Elsa Maria wrote:Anyone else homeschooling this year? Anyone contemplating homeschooling?

My youngest is a senior this year, so this is my last year of homeschooling. The college application process in the USA is rather complex, and it is even more involved for homeschoolers. I will breathe a sigh of relief once all of the applications are in. And then shout for joy when the first acceptance is received.


Quite possibly.... I don't want to go into too many details but our kid is dead keen on unschooling / homeschooling / home education (hello search engines).

And as I've looked into it, I've gone from NO! to hmmm... moving to probably.

I realise that I basically taught myself and school was largely just refreshing my previous knowledge with some extra bits.

Maths - loads from school (but I enjoyed learning)
Chemistry
History / Geography - some key ways of looking at things, Primary/Secondary sources, how to write with doubt!

er... that's about it.

My 6 year old child teaches himself, does mini projects (writes illustrated books), wants to discover (body, bones, animals) - youtube, bbc, books, wikipedia.

For those being homeschooled.... are they often either VERY focussed or a bit daydreaming / chatty when bored?

Another question, how many hours? I think at his age, we'll just enable him, prompt him on what he's interested in. Possibly some tutor help with Maths and English, Music and Languages. Basically - he just naturally does this kind of activity from waking to sleeping - he loves to learn but on the subjects that interest him.

We won't be following much of a curriculum other than work out some minimal levels for English and Maths.

With regard to rdearman - cost is largely loss of a wage (and a tax-free allowance around £12000 per adult) - UK. So it's virtually impossible for the other parent to pick up the slack as anything above 12k gets taxed - so overtime, promotions don't really pay well.
3 x
2018 Cebuano SuperChallenge 1 May 2018-Dec 2019
: 150 / 600 SC days:
: 6 / 1250 Read (aim daily 2000 words):
: 299 / 9000 Video (aim daily 15 minutes):

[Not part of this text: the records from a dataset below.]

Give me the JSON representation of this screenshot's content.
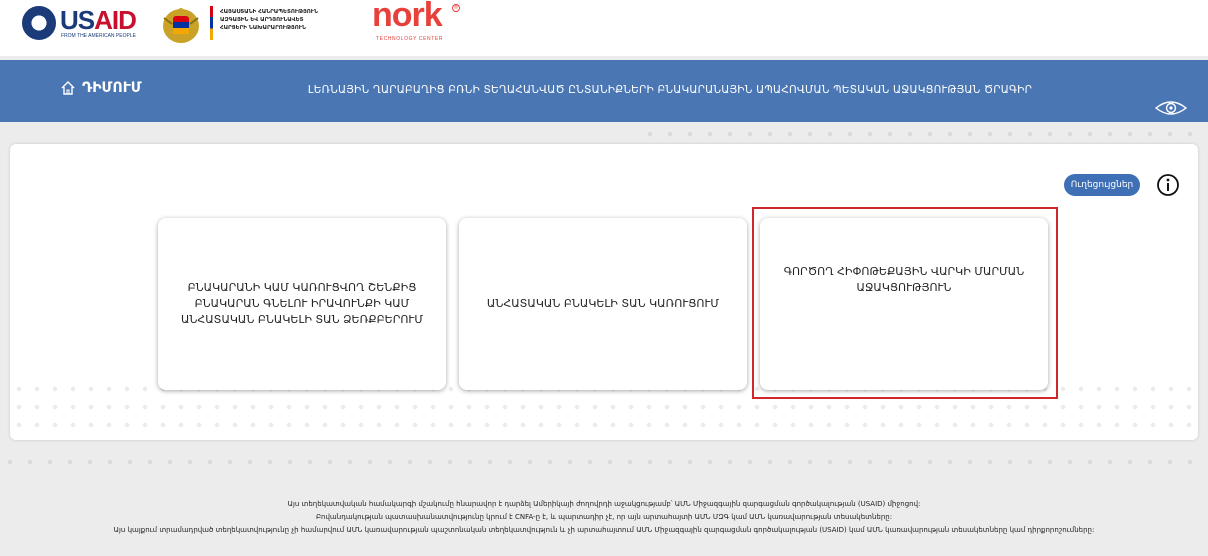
{
  "logos": {
    "usaid_us": "US",
    "usaid_aid": "AID",
    "usaid_sub": "FROM THE AMERICAN PEOPLE",
    "ministry_lines": [
      "ՀԱՅԱՍՏԱՆԻ ՀԱՆՐԱՊԵՏՈՒԹՅՈՒՆ",
      "ԱԶԳԱՅԻՆ ԵՎ ԱՐԴՅՈՒՆԱՎԵՏ",
      "ՀԱՐՑԵՐԻ ՆԱԽԱՐԱՐՈՒԹՅՈՒՆ"
    ],
    "nork_word": "nork",
    "nork_sub": "TECHNOLOGY CENTER",
    "nork_mark": "®"
  },
  "header": {
    "home_label": "ԴԻՄՈՒՄ",
    "program_title": "ԼԵՌՆԱՅԻՆ ՂԱՐԱԲԱՂԻՑ ԲՌՆԻ ՏԵՂԱՀԱՆՎԱԾ ԸՆՏԱՆԻՔՆԵՐԻ ԲՆԱԿԱՐԱՆԱՅԻՆ ԱՊԱՀՈՎՄԱՆ ՊԵՏԱԿԱՆ ԱՋԱԿՑՈՒԹՅԱՆ ԾՐԱԳԻՐ"
  },
  "card": {
    "instructions_label": "Ուղեցույցներ",
    "options": [
      {
        "label": "ԲՆԱԿԱՐԱՆԻ ԿԱՄ ԿԱՌՈՒՑՎՈՂ ՇԵՆՔԻՑ ԲՆԱԿԱՐԱՆ ԳՆԵԼՈՒ ԻՐԱՎՈՒՆՔԻ ԿԱՄ ԱՆՀԱՏԱԿԱՆ ԲՆԱԿԵԼԻ ՏԱՆ ՁԵՌՔԲԵՐՈՒՄ"
      },
      {
        "label": "ԱՆՀԱՏԱԿԱՆ ԲՆԱԿԵԼԻ ՏԱՆ ԿԱՌՈՒՑՈՒՄ"
      },
      {
        "label": "ԳՈՐԾՈՂ ՀԻՓՈԹԵՔԱՅԻՆ ՎԱՐԿԻ ՄԱՐՄԱՆ ԱՋԱԿՑՈՒԹՅՈՒՆ"
      }
    ]
  },
  "footer": {
    "lines": [
      "Այս տեղեկատվական համակարգի մշակումը հնարավոր է դարձել Ամերիկայի ժողովրդի աջակցությամբ՝ ԱՄՆ Միջազգային զարգացման գործակալության (USAID) միջոցով:",
      "Բովանդակության պատասխանատվությունը կրում է CNFA-ը է, և պարտադիր չէ, որ այն արտահայտի ԱՄՆ ՄԶԳ կամ ԱՄՆ կառավարության տեսակետները:",
      "Այս կայքում տրամադրված տեղեկատվությունը չի համարվում ԱՄՆ կառավարության պաշտոնական տեղեկատվություն և չի արտահայտում ԱՄՆ Միջազգային զարգացման գործակալության (USAID) կամ ԱՄՆ կառավարության տեսակետները կամ դիրքորոշումները:"
    ]
  },
  "colors": {
    "header_bg": "#4a77b4",
    "button_bg": "#3f6fb5",
    "highlight": "#d0262c",
    "usaid_red": "#c8102e",
    "nork_red": "#e8403b"
  }
}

User avatar
Elsa Maria
Green Belt
Posts: 410
Joined: Thu Oct 15, 2015 5:20 am
Location: USA
Languages: English (N), Danish (intermediate).
Language Log: https://forum.language-learners.org/vie ... =15&t=6009
x 884

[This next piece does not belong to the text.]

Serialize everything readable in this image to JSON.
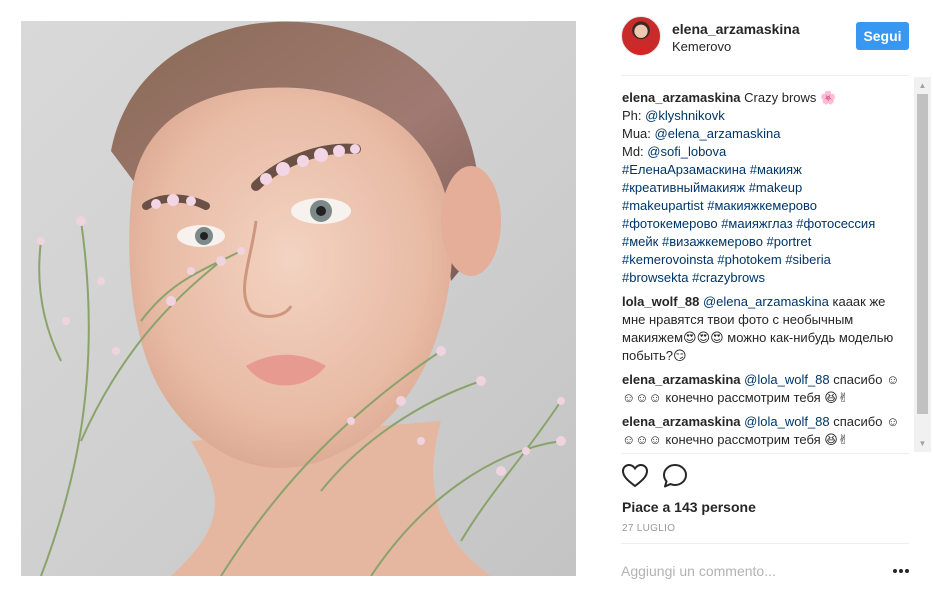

Re: Homeschoolers united!

Postby Elsa Maria » Mon Nov 19, 2018 6:31 pm

I'll leave it to somebody like Ani to answer your question about homeschooling young kids, Whodathunkitz. My son was 11 when we switched to homeschooling.

The college apps have all been submitted. Hooray! Whew, that was quite a project for the homeschool mom. I spent a HUGE number of hours writing up the course descriptions. Even though I had kept meticulous records throughout high school, it still took a long time to turn it into one cohesive document. But once I was done, I felt really good to be able to see a summary of what we have done. Not all of the colleges even wanted the course descriptions, by the way.

I know it is a lot different in other countries, especially countries with a more exam-based entrance system - but here in the U.S. some colleges ask for a lot of documentation from homeschoolers.
Last edited by Elsa Maria on Mon Nov 19, 2018 7:24 pm, edited 1 time in total.
2 x
Corrections are always welcome.


Return to “Practical Questions and Advice”

Who is online

Users browsing this forum: No registered users and 2 guests